Assignment |
Which lines of the entries contain the string "ثانية"? Copy each of them.

[Saved data entries]
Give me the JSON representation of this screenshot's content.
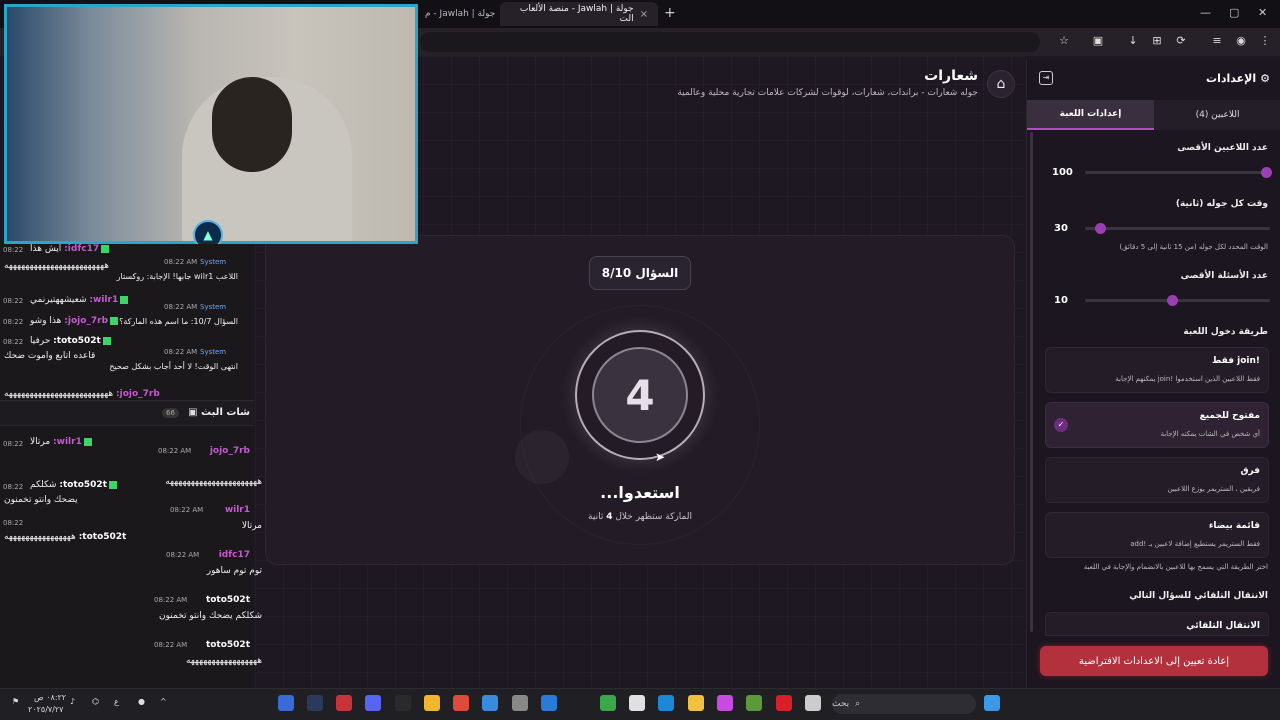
{
  "browser": {
    "tabs": [
      {
        "label": "جولة | Jawlah - م"
      },
      {
        "label": "جولة | Jawlah - منصة الألعاب الت"
      }
    ],
    "tab_close": "×",
    "new_tab": "+",
    "win_min": "—",
    "win_max": "▢",
    "win_close": "✕"
  },
  "header": {
    "title": "شعارات",
    "subtitle": "جوله شعارات - براندات، شعارات، لوقوات لشركات علامات تجارية محلية وعالمية",
    "home_icon": "⌂"
  },
  "game": {
    "question_badge": "السؤال 8/10",
    "countdown": "4",
    "ready_title": "استعدوا...",
    "ready_sub_prefix": "الماركة ستظهر خلال",
    "ready_sub_seconds": "4",
    "ready_sub_suffix": "ثانية"
  },
  "settings": {
    "title": "الإعدادات",
    "gear_icon": "⚙",
    "tabs": {
      "players": "اللاعبين (4)",
      "game_settings": "إعدادات اللعبة"
    },
    "max_players": {
      "label": "عدد اللاعبين الأقصى",
      "value": "100",
      "fraction": 0.02
    },
    "round_time": {
      "label": "وقت كل جوله (ثانية)",
      "value": "30",
      "fraction": 0.92,
      "hint": "الوقت المحدد لكل جوله (من 15 ثانية إلى 5 دقائق)"
    },
    "max_questions": {
      "label": "عدد الأسئلة الأقصى",
      "value": "10",
      "fraction": 0.53
    },
    "join_method_label": "طريقة دخول اللعبة",
    "join_options": [
      {
        "title": "!join فقط",
        "desc": "فقط اللاعبين الذين استخدموا !join يمكنهم الإجابة",
        "selected": false
      },
      {
        "title": "مفتوح للجميع",
        "desc": "أي شخص في الشات يمكنه الإجابة",
        "selected": true
      },
      {
        "title": "فرق",
        "desc": "فريقين ، الستريمر يوزع اللاعبين",
        "selected": false
      },
      {
        "title": "قائمة بيضاء",
        "desc": "فقط الستريمر يستطيع إضافة لاعبين بـ !add",
        "selected": false
      }
    ],
    "join_hint": "اختر الطريقة التي يسمح بها للاعبين بالانضمام والإجابة في اللعبة",
    "auto_next_label": "الانتقال التلقائي للسؤال التالي",
    "auto_next_option": "الانتقال التلقائي",
    "reset_button": "إعادة تعيين إلى الاعدادات الافتراضية",
    "check_icon": "✓"
  },
  "chat_top": [
    {
      "time": "08:22",
      "user": "idfc17:",
      "text": "ايش هذا"
    },
    {
      "time": "",
      "user": "",
      "text": "ههههههههههههههههههههههههه"
    },
    {
      "time": "08:22",
      "user": "wilr1:",
      "text": "شعيشههتيرنمي"
    },
    {
      "time": "08:22",
      "user": "jojo_7rb:",
      "text": "هذا وشو"
    },
    {
      "time": "08:22",
      "user": "toto502t:",
      "text": "حرفيا"
    },
    {
      "time": "",
      "user": "",
      "text": "قاعده اتابع واموت ضحك"
    },
    {
      "time": "08:22",
      "user": "jojo_7rb:",
      "text": "هههههههههههههههههههههههههه"
    }
  ],
  "chat_system": [
    {
      "time": "08:22 AM",
      "label": "System",
      "text": "اللاعب wilr1 جابها! الإجابة: روكستار"
    },
    {
      "time": "08:22 AM",
      "label": "System",
      "text": "السؤال 10/7: ما اسم هذه الماركة؟"
    },
    {
      "time": "08:22 AM",
      "label": "System",
      "text": "انتهى الوقت! لا أحد أجاب بشكل صحيح"
    }
  ],
  "chat_panel": {
    "title": "شات البث",
    "count": "66",
    "messages": [
      {
        "time": "08:22 AM",
        "user": "jojo_7rb",
        "text": "ههههههههههههههههههههههه"
      },
      {
        "time": "08:22 AM",
        "user": "wilr1",
        "text": "مرتالا"
      },
      {
        "time": "08:22 AM",
        "user": "idfc17",
        "text": "توم توم ساهور"
      },
      {
        "time": "08:22 AM",
        "user": "toto502t",
        "text": "شكلكم يضحك وانتو تخمنون"
      },
      {
        "time": "08:22 AM",
        "user": "toto502t",
        "text": "هههههههههههههههههه"
      }
    ]
  },
  "chat_left": [
    {
      "time": "08:22",
      "user": "wilr1:",
      "text": "مرتالا"
    },
    {
      "time": "08:22",
      "user": "toto502t:",
      "text": "شكلكم"
    },
    {
      "time": "",
      "user": "",
      "text": "يضحك وانتو تخمنون"
    },
    {
      "time": "08:22",
      "user": "toto502t:",
      "text": "ههههههههههههههههه"
    }
  ],
  "taskbar": {
    "search_placeholder": "بحث",
    "search_icon": "⌕",
    "clock_time": "٠٨:٢٢ ص",
    "clock_date": "٢٠٢٥/٧/٢٧",
    "lang": "ع"
  },
  "colors": {
    "accent": "#9c3fb4",
    "danger": "#b3313c",
    "cam_border": "#2aa6c9"
  }
}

Reply |
    "ready_sub_suffix": "ثانية"
      "label": "وقت كل جوله (ثانية)",
      "hint": "الوقت المحدد لكل جوله (من 15 ثانية إلى 5 دقائق)"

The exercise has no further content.